Records from a collection
BEGIN

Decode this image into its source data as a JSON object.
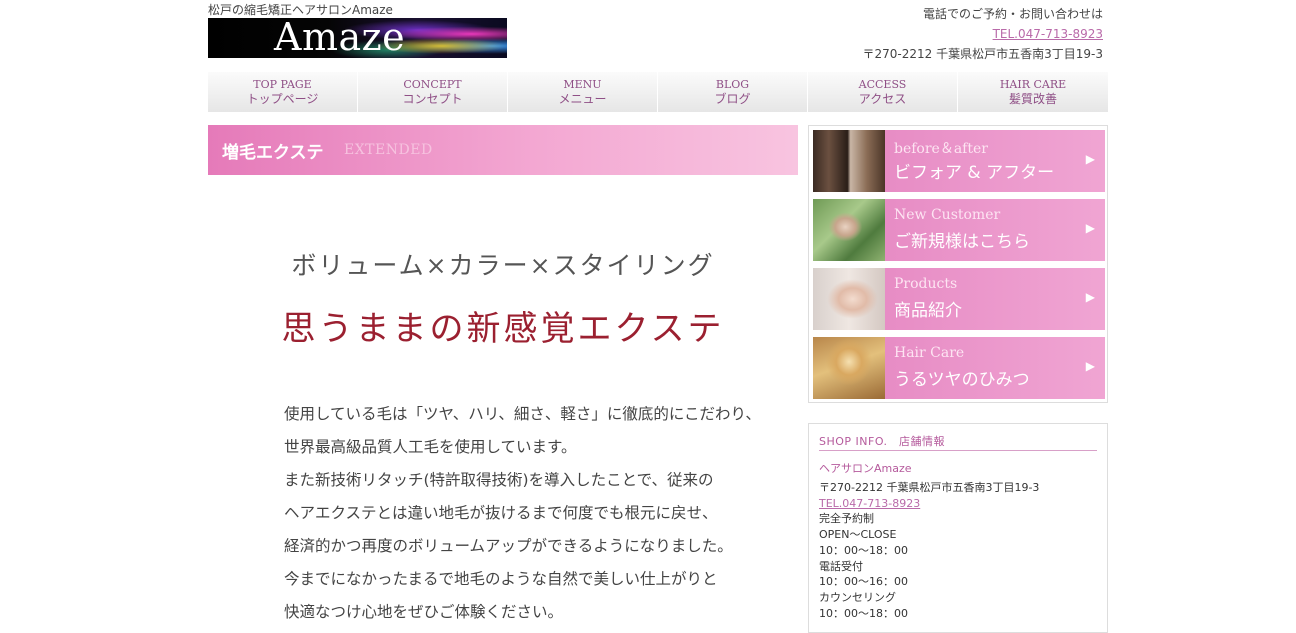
{
  "header": {
    "tagline": "松戸の縮毛矯正ヘアサロンAmaze",
    "logo_text": "Amaze",
    "contact_label": "電話でのご予約・お問い合わせは",
    "tel": "TEL.047-713-8923",
    "address": "〒270-2212 千葉県松戸市五香南3丁目19-3"
  },
  "nav": {
    "items": [
      {
        "en": "TOP PAGE",
        "jp": "トップページ"
      },
      {
        "en": "CONCEPT",
        "jp": "コンセプト"
      },
      {
        "en": "MENU",
        "jp": "メニュー"
      },
      {
        "en": "BLOG",
        "jp": "ブログ"
      },
      {
        "en": "ACCESS",
        "jp": "アクセス"
      },
      {
        "en": "HAIR CARE",
        "jp": "髪質改善"
      }
    ]
  },
  "main": {
    "heading_jp": "増毛エクステ",
    "heading_en": "EXTENDED",
    "subheading": "ボリューム×カラー×スタイリング",
    "catch": "思うままの新感覚エクステ",
    "lines": [
      "使用している毛は「ツヤ、ハリ、細さ、軽さ」に徹底的にこだわり、",
      "世界最高級品質人工毛を使用しています。",
      "また新技術リタッチ(特許取得技術)を導入したことで、従来の",
      "ヘアエクステとは違い地毛が抜けるまで何度でも根元に戻せ、",
      "経済的かつ再度のボリュームアップができるようになりました。",
      "今までになかったまるで地毛のような自然で美しい仕上がりと",
      "快適なつけ心地をぜひご体験ください。"
    ]
  },
  "sidebar": {
    "banners": [
      {
        "en": "before＆after",
        "jp": "ビフォア & アフター"
      },
      {
        "en": "New Customer",
        "jp": "ご新規様はこちら"
      },
      {
        "en": "Products",
        "jp": "商品紹介"
      },
      {
        "en": "Hair Care",
        "jp": "うるツヤのひみつ"
      }
    ],
    "shop": {
      "title": "SHOP INFO.　店舗情報",
      "name": "ヘアサロンAmaze",
      "address": "〒270-2212 千葉県松戸市五香南3丁目19-3",
      "tel": "TEL.047-713-8923",
      "lines": [
        "完全予約制",
        "OPEN～CLOSE",
        "10：00～18：00",
        "電話受付",
        "10：00～16：00",
        "カウンセリング",
        "10：00～18：00"
      ]
    }
  }
}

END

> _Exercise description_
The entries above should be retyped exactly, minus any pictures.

> _Worked solution_
Decode this image into its source data as a JSON object.
{
  "header": {
    "tagline": "松戸の縮毛矯正ヘアサロンAmaze",
    "logo_text": "Amaze",
    "contact_label": "電話でのご予約・お問い合わせは",
    "tel": "TEL.047-713-8923",
    "address": "〒270-2212 千葉県松戸市五香南3丁目19-3"
  },
  "nav": {
    "items": [
      {
        "en": "TOP PAGE",
        "jp": "トップページ"
      },
      {
        "en": "CONCEPT",
        "jp": "コンセプト"
      },
      {
        "en": "MENU",
        "jp": "メニュー"
      },
      {
        "en": "BLOG",
        "jp": "ブログ"
      },
      {
        "en": "ACCESS",
        "jp": "アクセス"
      },
      {
        "en": "HAIR CARE",
        "jp": "髪質改善"
      }
    ]
  },
  "main": {
    "heading_jp": "増毛エクステ",
    "heading_en": "EXTENDED",
    "subheading": "ボリューム×カラー×スタイリング",
    "catch": "思うままの新感覚エクステ",
    "lines": [
      "使用している毛は「ツヤ、ハリ、細さ、軽さ」に徹底的にこだわり、",
      "世界最高級品質人工毛を使用しています。",
      "また新技術リタッチ(特許取得技術)を導入したことで、従来の",
      "ヘアエクステとは違い地毛が抜けるまで何度でも根元に戻せ、",
      "経済的かつ再度のボリュームアップができるようになりました。",
      "今までになかったまるで地毛のような自然で美しい仕上がりと",
      "快適なつけ心地をぜひご体験ください。"
    ]
  },
  "sidebar": {
    "banners": [
      {
        "en": "before＆after",
        "jp": "ビフォア & アフター"
      },
      {
        "en": "New Customer",
        "jp": "ご新規様はこちら"
      },
      {
        "en": "Products",
        "jp": "商品紹介"
      },
      {
        "en": "Hair Care",
        "jp": "うるツヤのひみつ"
      }
    ],
    "shop": {
      "title": "SHOP INFO.　店舗情報",
      "name": "ヘアサロンAmaze",
      "address": "〒270-2212 千葉県松戸市五香南3丁目19-3",
      "tel": "TEL.047-713-8923",
      "lines": [
        "完全予約制",
        "OPEN～CLOSE",
        "10：00～18：00",
        "電話受付",
        "10：00～16：00",
        "カウンセリング",
        "10：00～18：00"
      ]
    }
  }
}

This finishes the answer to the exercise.